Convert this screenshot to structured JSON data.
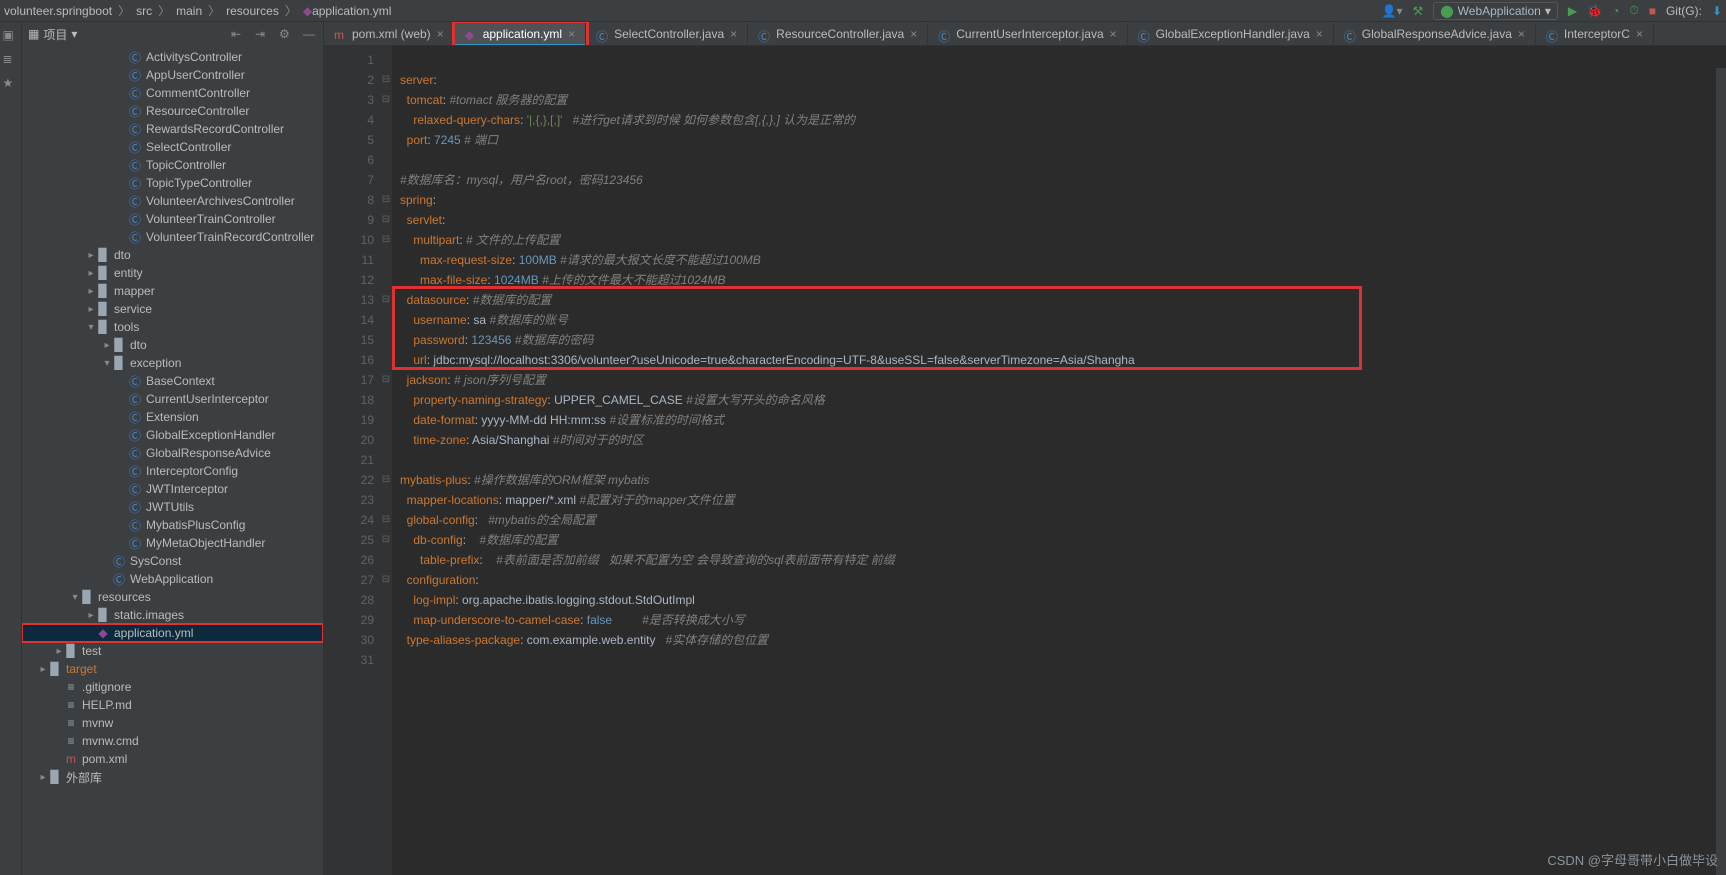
{
  "breadcrumbs": [
    "volunteer.springboot",
    "src",
    "main",
    "resources",
    "application.yml"
  ],
  "top_right": {
    "run_config": "WebApplication",
    "git_label": "Git(G):"
  },
  "panel": {
    "title": "项目",
    "icons": [
      "collapse",
      "expand",
      "gear",
      "hide"
    ]
  },
  "tree": [
    {
      "d": 6,
      "i": "class",
      "t": "ActivitysController"
    },
    {
      "d": 6,
      "i": "class",
      "t": "AppUserController"
    },
    {
      "d": 6,
      "i": "class",
      "t": "CommentController"
    },
    {
      "d": 6,
      "i": "class",
      "t": "ResourceController"
    },
    {
      "d": 6,
      "i": "class",
      "t": "RewardsRecordController"
    },
    {
      "d": 6,
      "i": "class",
      "t": "SelectController"
    },
    {
      "d": 6,
      "i": "class",
      "t": "TopicController"
    },
    {
      "d": 6,
      "i": "class",
      "t": "TopicTypeController"
    },
    {
      "d": 6,
      "i": "class",
      "t": "VolunteerArchivesController"
    },
    {
      "d": 6,
      "i": "class",
      "t": "VolunteerTrainController"
    },
    {
      "d": 6,
      "i": "class",
      "t": "VolunteerTrainRecordController"
    },
    {
      "d": 4,
      "c": ">",
      "i": "pkg",
      "t": "dto"
    },
    {
      "d": 4,
      "c": ">",
      "i": "pkg",
      "t": "entity"
    },
    {
      "d": 4,
      "c": ">",
      "i": "pkg",
      "t": "mapper"
    },
    {
      "d": 4,
      "c": ">",
      "i": "pkg",
      "t": "service"
    },
    {
      "d": 4,
      "c": "v",
      "i": "pkg",
      "t": "tools"
    },
    {
      "d": 5,
      "c": ">",
      "i": "pkg",
      "t": "dto"
    },
    {
      "d": 5,
      "c": "v",
      "i": "pkg",
      "t": "exception"
    },
    {
      "d": 6,
      "i": "class",
      "t": "BaseContext"
    },
    {
      "d": 6,
      "i": "class",
      "t": "CurrentUserInterceptor"
    },
    {
      "d": 6,
      "i": "class",
      "t": "Extension"
    },
    {
      "d": 6,
      "i": "class",
      "t": "GlobalExceptionHandler"
    },
    {
      "d": 6,
      "i": "class",
      "t": "GlobalResponseAdvice"
    },
    {
      "d": 6,
      "i": "class",
      "t": "InterceptorConfig"
    },
    {
      "d": 6,
      "i": "class",
      "t": "JWTInterceptor"
    },
    {
      "d": 6,
      "i": "class",
      "t": "JWTUtils"
    },
    {
      "d": 6,
      "i": "class",
      "t": "MybatisPlusConfig"
    },
    {
      "d": 6,
      "i": "class",
      "t": "MyMetaObjectHandler"
    },
    {
      "d": 5,
      "i": "class",
      "t": "SysConst"
    },
    {
      "d": 5,
      "i": "class",
      "t": "WebApplication"
    },
    {
      "d": 3,
      "c": "v",
      "i": "folder",
      "t": "resources"
    },
    {
      "d": 4,
      "c": ">",
      "i": "folder",
      "t": "static.images"
    },
    {
      "d": 4,
      "i": "yml",
      "t": "application.yml",
      "sel": true,
      "red": true
    },
    {
      "d": 2,
      "c": ">",
      "i": "folder",
      "t": "test"
    },
    {
      "d": 1,
      "c": ">",
      "i": "folder",
      "t": "target",
      "orange": true
    },
    {
      "d": 2,
      "i": "txt",
      "t": ".gitignore"
    },
    {
      "d": 2,
      "i": "txt",
      "t": "HELP.md"
    },
    {
      "d": 2,
      "i": "txt",
      "t": "mvnw"
    },
    {
      "d": 2,
      "i": "txt",
      "t": "mvnw.cmd"
    },
    {
      "d": 2,
      "i": "m",
      "t": "pom.xml"
    },
    {
      "d": 1,
      "c": ">",
      "i": "folder",
      "t": "外部库"
    }
  ],
  "tabs": [
    {
      "icon": "m",
      "label": "pom.xml (web)",
      "active": false
    },
    {
      "icon": "yml",
      "label": "application.yml",
      "active": true,
      "red": true
    },
    {
      "icon": "class",
      "label": "SelectController.java"
    },
    {
      "icon": "class",
      "label": "ResourceController.java"
    },
    {
      "icon": "class",
      "label": "CurrentUserInterceptor.java"
    },
    {
      "icon": "class",
      "label": "GlobalExceptionHandler.java"
    },
    {
      "icon": "class",
      "label": "GlobalResponseAdvice.java"
    },
    {
      "icon": "class",
      "label": "InterceptorC"
    }
  ],
  "code": [
    {
      "n": 1,
      "seg": [
        [
          "p",
          ""
        ]
      ]
    },
    {
      "n": 2,
      "seg": [
        [
          "k",
          "server"
        ],
        [
          "p",
          ":"
        ]
      ]
    },
    {
      "n": 3,
      "seg": [
        [
          "p",
          "  "
        ],
        [
          "k",
          "tomcat"
        ],
        [
          "p",
          ": "
        ],
        [
          "c",
          "#tomact 服务器的配置"
        ]
      ]
    },
    {
      "n": 4,
      "seg": [
        [
          "p",
          "    "
        ],
        [
          "k",
          "relaxed-query-chars"
        ],
        [
          "p",
          ": "
        ],
        [
          "s",
          "'|,{,},[,]'"
        ],
        [
          "p",
          "   "
        ],
        [
          "c",
          "#进行get请求到时候 如何参数包含[,{,},] 认为是正常的"
        ]
      ]
    },
    {
      "n": 5,
      "seg": [
        [
          "p",
          "  "
        ],
        [
          "k",
          "port"
        ],
        [
          "p",
          ": "
        ],
        [
          "n",
          "7245"
        ],
        [
          "p",
          " "
        ],
        [
          "c",
          "# 端口"
        ]
      ]
    },
    {
      "n": 6,
      "seg": [
        [
          "p",
          ""
        ]
      ]
    },
    {
      "n": 7,
      "seg": [
        [
          "c",
          "#数据库名：mysql，用户名root，密码123456"
        ]
      ]
    },
    {
      "n": 8,
      "seg": [
        [
          "k",
          "spring"
        ],
        [
          "p",
          ":"
        ]
      ]
    },
    {
      "n": 9,
      "seg": [
        [
          "p",
          "  "
        ],
        [
          "k",
          "servlet"
        ],
        [
          "p",
          ":"
        ]
      ]
    },
    {
      "n": 10,
      "seg": [
        [
          "p",
          "    "
        ],
        [
          "k",
          "multipart"
        ],
        [
          "p",
          ": "
        ],
        [
          "c",
          "# 文件的上传配置"
        ]
      ]
    },
    {
      "n": 11,
      "seg": [
        [
          "p",
          "      "
        ],
        [
          "k",
          "max-request-size"
        ],
        [
          "p",
          ": "
        ],
        [
          "n",
          "100MB"
        ],
        [
          "p",
          " "
        ],
        [
          "c",
          "#请求的最大报文长度不能超过100MB"
        ]
      ]
    },
    {
      "n": 12,
      "seg": [
        [
          "p",
          "      "
        ],
        [
          "k",
          "max-file-size"
        ],
        [
          "p",
          ": "
        ],
        [
          "n",
          "1024MB"
        ],
        [
          "p",
          " "
        ],
        [
          "c",
          "#上传的文件最大不能超过1024MB"
        ]
      ]
    },
    {
      "n": 13,
      "seg": [
        [
          "p",
          "  "
        ],
        [
          "k",
          "datasource"
        ],
        [
          "p",
          ": "
        ],
        [
          "c",
          "#数据库的配置"
        ]
      ]
    },
    {
      "n": 14,
      "seg": [
        [
          "p",
          "    "
        ],
        [
          "k",
          "username"
        ],
        [
          "p",
          ": "
        ],
        [
          "p",
          "sa "
        ],
        [
          "c",
          "#数据库的账号"
        ]
      ]
    },
    {
      "n": 15,
      "seg": [
        [
          "p",
          "    "
        ],
        [
          "k",
          "password"
        ],
        [
          "p",
          ": "
        ],
        [
          "n",
          "123456"
        ],
        [
          "p",
          " "
        ],
        [
          "c",
          "#数据库的密码"
        ]
      ]
    },
    {
      "n": 16,
      "seg": [
        [
          "p",
          "    "
        ],
        [
          "k",
          "url"
        ],
        [
          "p",
          ": "
        ],
        [
          "p",
          "jdbc:mysql://localhost:3306/volunteer?useUnicode=true&characterEncoding=UTF-8&useSSL=false&serverTimezone=Asia/Shangha"
        ]
      ]
    },
    {
      "n": 17,
      "seg": [
        [
          "p",
          "  "
        ],
        [
          "k",
          "jackson"
        ],
        [
          "p",
          ": "
        ],
        [
          "c",
          "# json序列号配置"
        ]
      ]
    },
    {
      "n": 18,
      "seg": [
        [
          "p",
          "    "
        ],
        [
          "k",
          "property-naming-strategy"
        ],
        [
          "p",
          ": UPPER_CAMEL_CASE "
        ],
        [
          "c",
          "#设置大写开头的命名风格"
        ]
      ]
    },
    {
      "n": 19,
      "seg": [
        [
          "p",
          "    "
        ],
        [
          "k",
          "date-format"
        ],
        [
          "p",
          ": yyyy-MM-dd HH:mm:ss "
        ],
        [
          "c",
          "#设置标准的时间格式"
        ]
      ]
    },
    {
      "n": 20,
      "seg": [
        [
          "p",
          "    "
        ],
        [
          "k",
          "time-zone"
        ],
        [
          "p",
          ": Asia/Shanghai "
        ],
        [
          "c",
          "#时间对于的时区"
        ]
      ]
    },
    {
      "n": 21,
      "seg": [
        [
          "p",
          ""
        ]
      ]
    },
    {
      "n": 22,
      "seg": [
        [
          "k",
          "mybatis-plus"
        ],
        [
          "p",
          ": "
        ],
        [
          "c",
          "#操作数据库的ORM框架 mybatis"
        ]
      ]
    },
    {
      "n": 23,
      "seg": [
        [
          "p",
          "  "
        ],
        [
          "k",
          "mapper-locations"
        ],
        [
          "p",
          ": mapper/*.xml "
        ],
        [
          "c",
          "#配置对于的mapper文件位置"
        ]
      ]
    },
    {
      "n": 24,
      "seg": [
        [
          "p",
          "  "
        ],
        [
          "k",
          "global-config"
        ],
        [
          "p",
          ":   "
        ],
        [
          "c",
          "#mybatis的全局配置"
        ]
      ]
    },
    {
      "n": 25,
      "seg": [
        [
          "p",
          "    "
        ],
        [
          "k",
          "db-config"
        ],
        [
          "p",
          ":    "
        ],
        [
          "c",
          "#数据库的配置"
        ]
      ]
    },
    {
      "n": 26,
      "seg": [
        [
          "p",
          "      "
        ],
        [
          "k",
          "table-prefix"
        ],
        [
          "p",
          ":    "
        ],
        [
          "c",
          "#表前面是否加前缀   如果不配置为空 会导致查询的sql表前面带有特定 前缀"
        ]
      ]
    },
    {
      "n": 27,
      "seg": [
        [
          "p",
          "  "
        ],
        [
          "k",
          "configuration"
        ],
        [
          "p",
          ":"
        ]
      ]
    },
    {
      "n": 28,
      "seg": [
        [
          "p",
          "    "
        ],
        [
          "k",
          "log-impl"
        ],
        [
          "p",
          ": org.apache.ibatis.logging.stdout.StdOutImpl"
        ]
      ]
    },
    {
      "n": 29,
      "seg": [
        [
          "p",
          "    "
        ],
        [
          "k",
          "map-underscore-to-camel-case"
        ],
        [
          "p",
          ": "
        ],
        [
          "n",
          "false"
        ],
        [
          "p",
          "         "
        ],
        [
          "c",
          "#是否转换成大小写"
        ]
      ]
    },
    {
      "n": 30,
      "seg": [
        [
          "p",
          "  "
        ],
        [
          "k",
          "type-aliases-package"
        ],
        [
          "p",
          ": com.example.web.entity   "
        ],
        [
          "c",
          "#实体存储的包位置"
        ]
      ]
    },
    {
      "n": 31,
      "seg": [
        [
          "p",
          ""
        ]
      ]
    }
  ],
  "watermark": "CSDN @字母哥带小白做毕设"
}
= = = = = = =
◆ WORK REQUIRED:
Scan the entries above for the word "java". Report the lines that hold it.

◆ WRITTEN SOLUTION:
      "label": "SelectController.java"
      "label": "ResourceController.java"
      "label": "CurrentUserInterceptor.java"
      "label": "GlobalExceptionHandler.java"
      "label": "GlobalResponseAdvice.java"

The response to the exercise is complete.